Students preview one of the first showings of 'Kony 2012: Part II'

Jessie Hellmann

Melissa Chávez became interested in the Invisible Children organization when her friend Nirmam Vasanwala died in high school. She said her friend was such a pure-hearted person, he made other people, like herself, want to be a better person, which is why she started the Invisible Children Planning Committee.

“I worked hard for this for him,” she said.

Monday night the Invisible Children Planning Committee sponsored an event, and the “Kony 2012: Part II Beyond Famous” was showed, one of the first showings of the video in the world.
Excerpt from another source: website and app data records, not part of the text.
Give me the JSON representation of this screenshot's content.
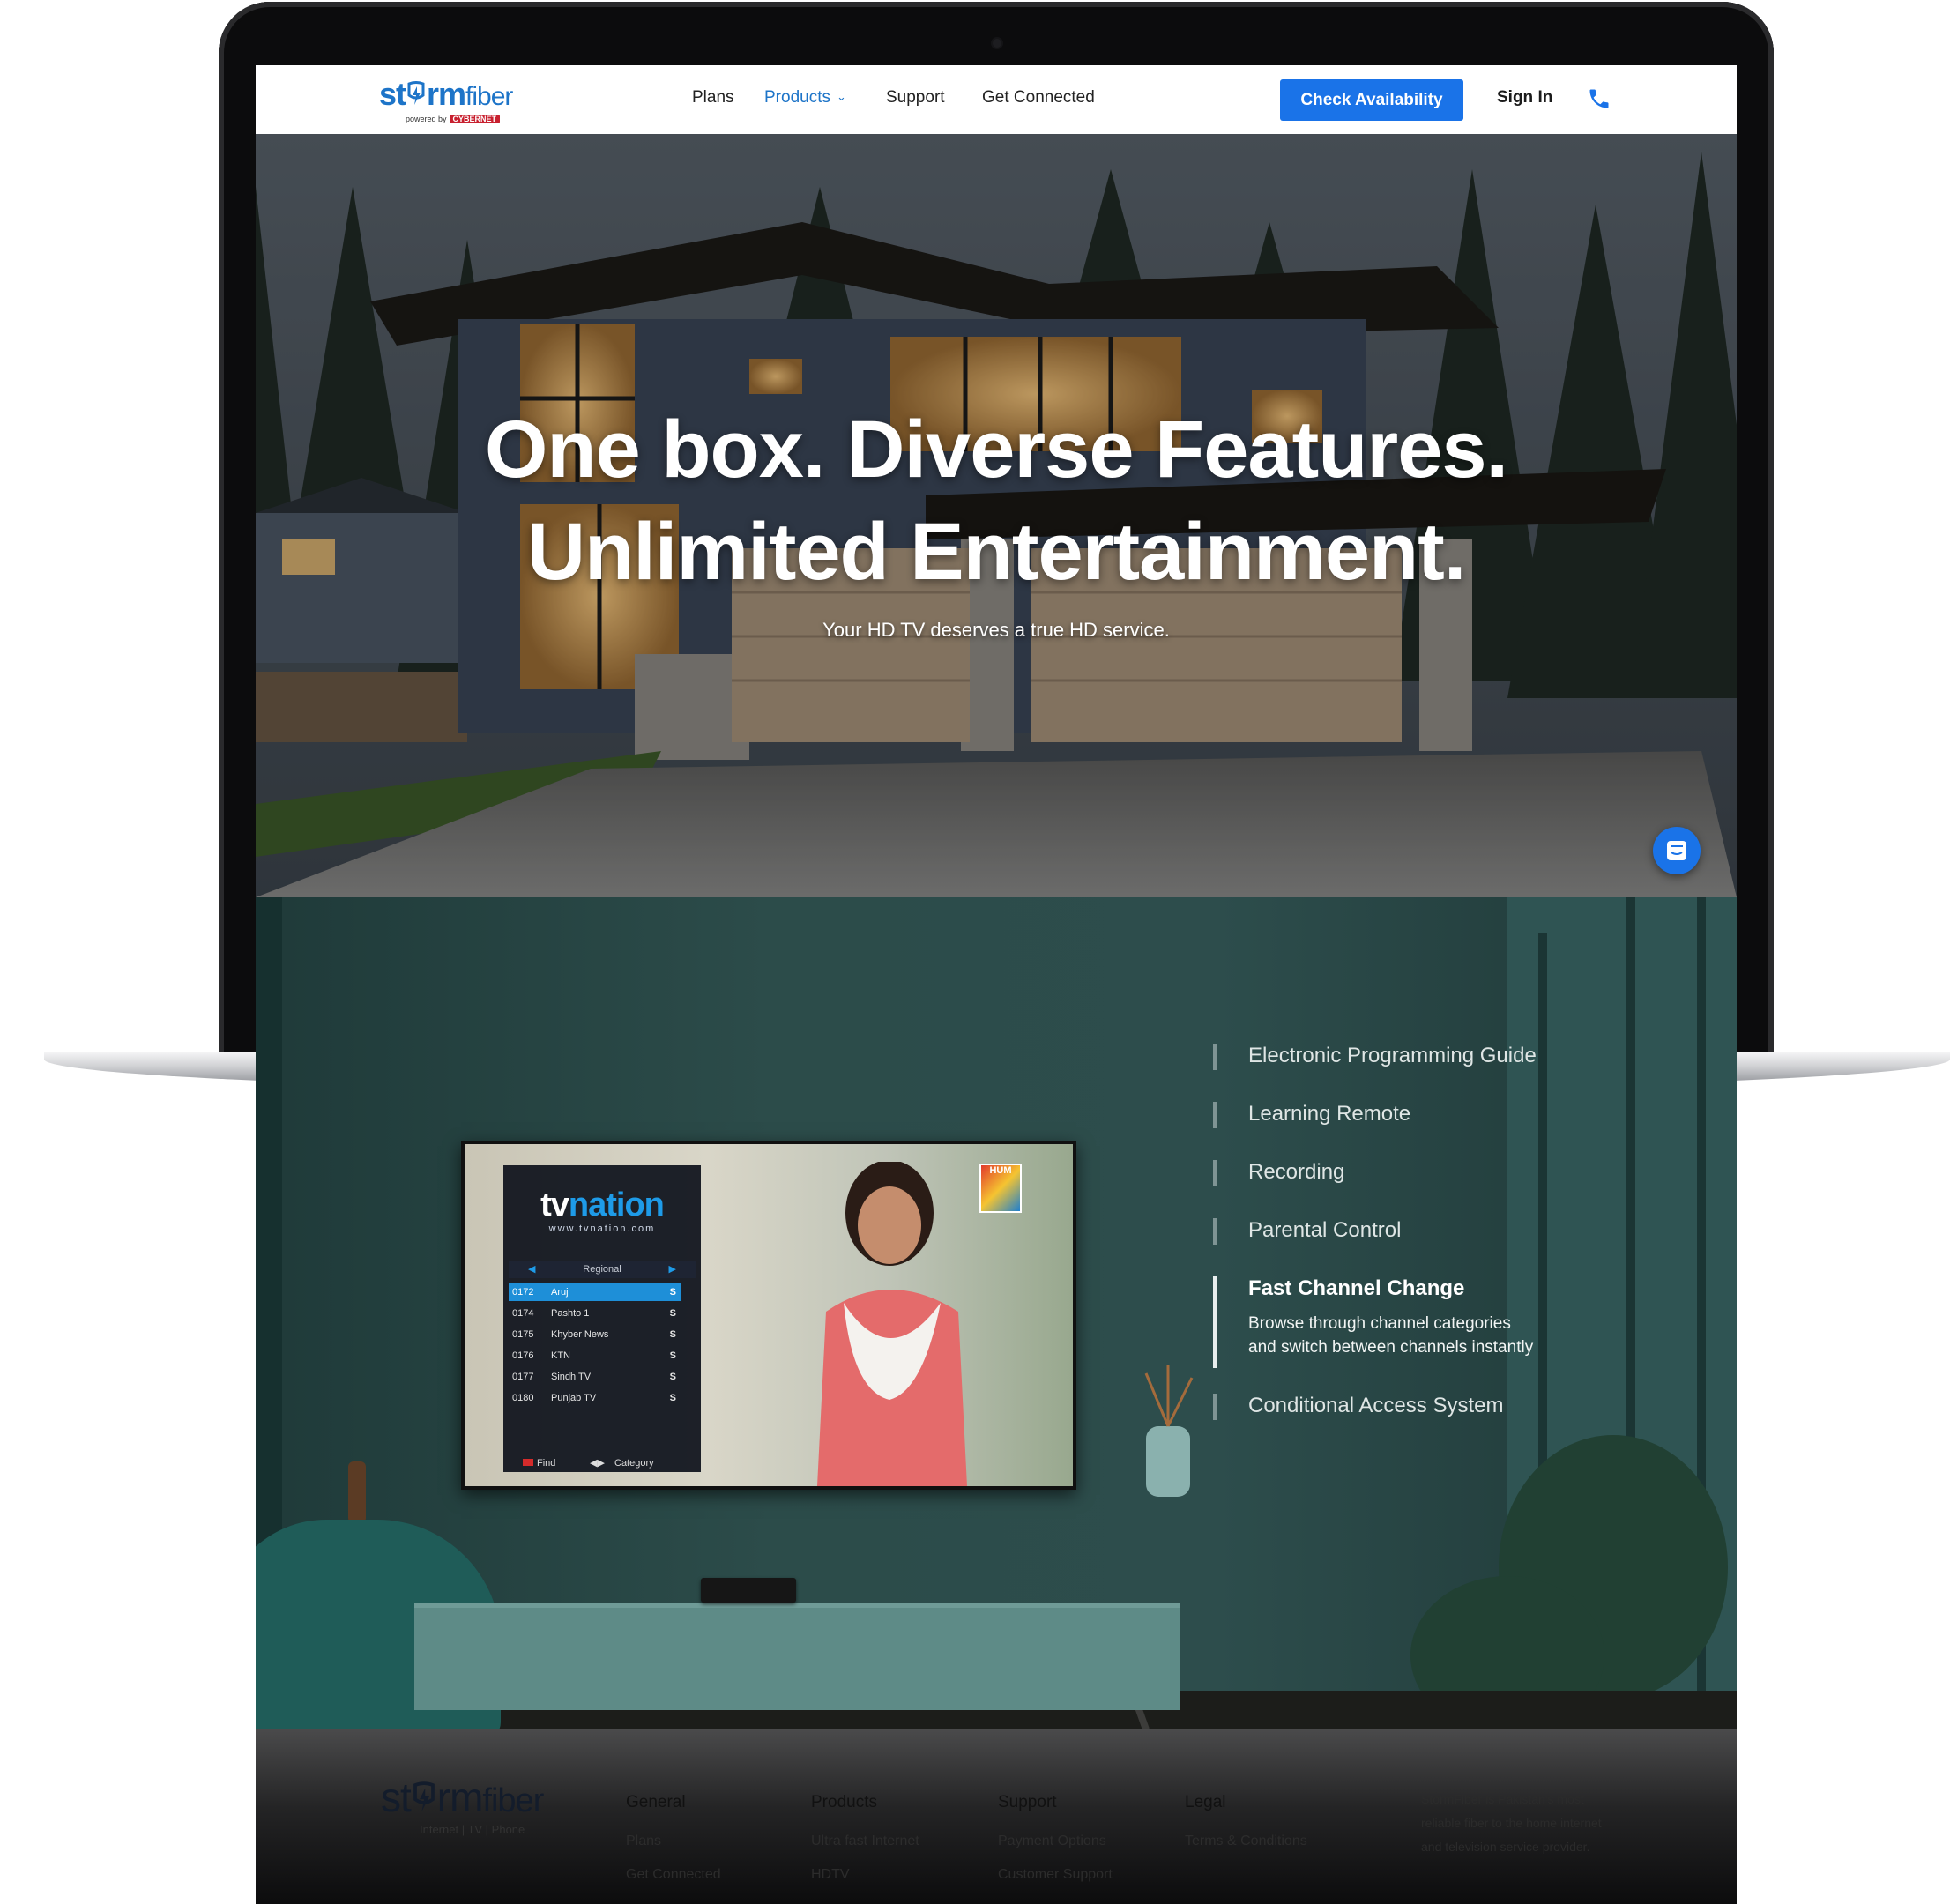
{
  "header": {
    "logo_word_bold": "st",
    "logo_word_rest": "rm",
    "logo_word_light": "fiber",
    "logo_powered_by": "powered by",
    "logo_powered_brand": "CYBERNET",
    "nav": [
      {
        "label": "Plans",
        "active": false
      },
      {
        "label": "Products",
        "active": true
      },
      {
        "label": "Support",
        "active": false
      },
      {
        "label": "Get Connected",
        "active": false
      }
    ],
    "cta_label": "Check Availability",
    "signin_label": "Sign In",
    "accent_color": "#1a73e8"
  },
  "hero": {
    "title_line1": "One box. Diverse Features.",
    "title_line2": "Unlimited Entertainment.",
    "subtitle": "Your HD TV deserves a true HD service."
  },
  "tv_screen": {
    "brand_tv": "tv",
    "brand_nation": "nation",
    "url": "www.tvnation.com",
    "category": "Regional",
    "channels": [
      {
        "number": "0172",
        "name": "Aruj",
        "selected": true
      },
      {
        "number": "0174",
        "name": "Pashto 1",
        "selected": false
      },
      {
        "number": "0175",
        "name": "Khyber News",
        "selected": false
      },
      {
        "number": "0176",
        "name": "KTN",
        "selected": false
      },
      {
        "number": "0177",
        "name": "Sindh TV",
        "selected": false
      },
      {
        "number": "0180",
        "name": "Punjab TV",
        "selected": false
      }
    ],
    "channel_badge": "S",
    "footer_find": "Find",
    "footer_category": "Category",
    "channel_logo": "HUM"
  },
  "features": {
    "items": [
      {
        "label": "Electronic Programming Guide",
        "active": false
      },
      {
        "label": "Learning Remote",
        "active": false
      },
      {
        "label": "Recording",
        "active": false
      },
      {
        "label": "Parental Control",
        "active": false
      },
      {
        "label": "Fast Channel Change",
        "active": true
      },
      {
        "label": "Conditional Access System",
        "active": false
      }
    ],
    "active_description_line1": "Browse through channel categories",
    "active_description_line2": "and switch between channels instantly"
  },
  "footer": {
    "logo_word_bold": "st",
    "logo_word_rest": "rm",
    "logo_word_light": "fiber",
    "tagline": "Internet | TV | Phone",
    "columns": [
      {
        "heading": "General",
        "links": [
          "Plans",
          "Get Connected"
        ]
      },
      {
        "heading": "Products",
        "links": [
          "Ultra fast Internet",
          "HDTV"
        ]
      },
      {
        "heading": "Support",
        "links": [
          "Payment Options",
          "Customer Support"
        ]
      },
      {
        "heading": "Legal",
        "links": [
          "Terms & Conditions"
        ]
      }
    ],
    "about": "StormFiber is Pakistan's most reliable fiber to the home internet and television service provider."
  }
}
In attendance were some of the Invisible Children Roadies and a guest speaker from Uganda.

Invisible Children is a non-profit organization founded in 2004 that fights to bring awareness to the activities of the Lord’s Resistance Army in Africa, and its leader Joseph Kony, who abducts children and uses them as child soldiers and sex slaves. The first video “Kony 2012” showed on March and went viral on social networks around the world.

“No child should ever have to fear for their lives,” Chávez said. “It breaks my heart to see how the world is beside the one we live in.”

Chávez has tried to put the event together since last school year, but plans fell through. Finally, her plan worked out, and about 200 people attended the viewing. She said originally 30 people were involved in the committee, but after Kony 2012: Part I aired, the group grew to 100 who were passionate about the cause and the children. 

“We all have natural rights, and that shouldn’t change from country to country,” she said.

She said she plans on participating in the “Cover the Night” event, a world wide event on April 20, where Invisible Children supporters are encouraged to plaster its cities with “Kony 2012” posters and memorabilia.

She said more than 700 people in Evansville are already rallied up for “Cover the Night” and are going to split up into several teams to cover the entire city.

Junior biology major Ariel Crenshaw is a part of the Invisible Children Planning Committee and was involved in the dorm and apartment raids, which is where members of the committee knock on doors to alert students about the committee and what they were doing.

She said she sees something wrong in the world, and that is why she is passionate about Kony 2012.

“I see an injustice going on in the world, and it needs to be stopped,” she said.

She has been involved with Invisible Children since 2008.

Amber Parsons, senior social work major, attended the viewing because she has known of Kony 2012 since she was in high school.

“It’s the social worker in me. I can’t get away from it,” she said with a smile. “It’s just been going on for so long, and (Kony) hasn’t paid for what he has done.”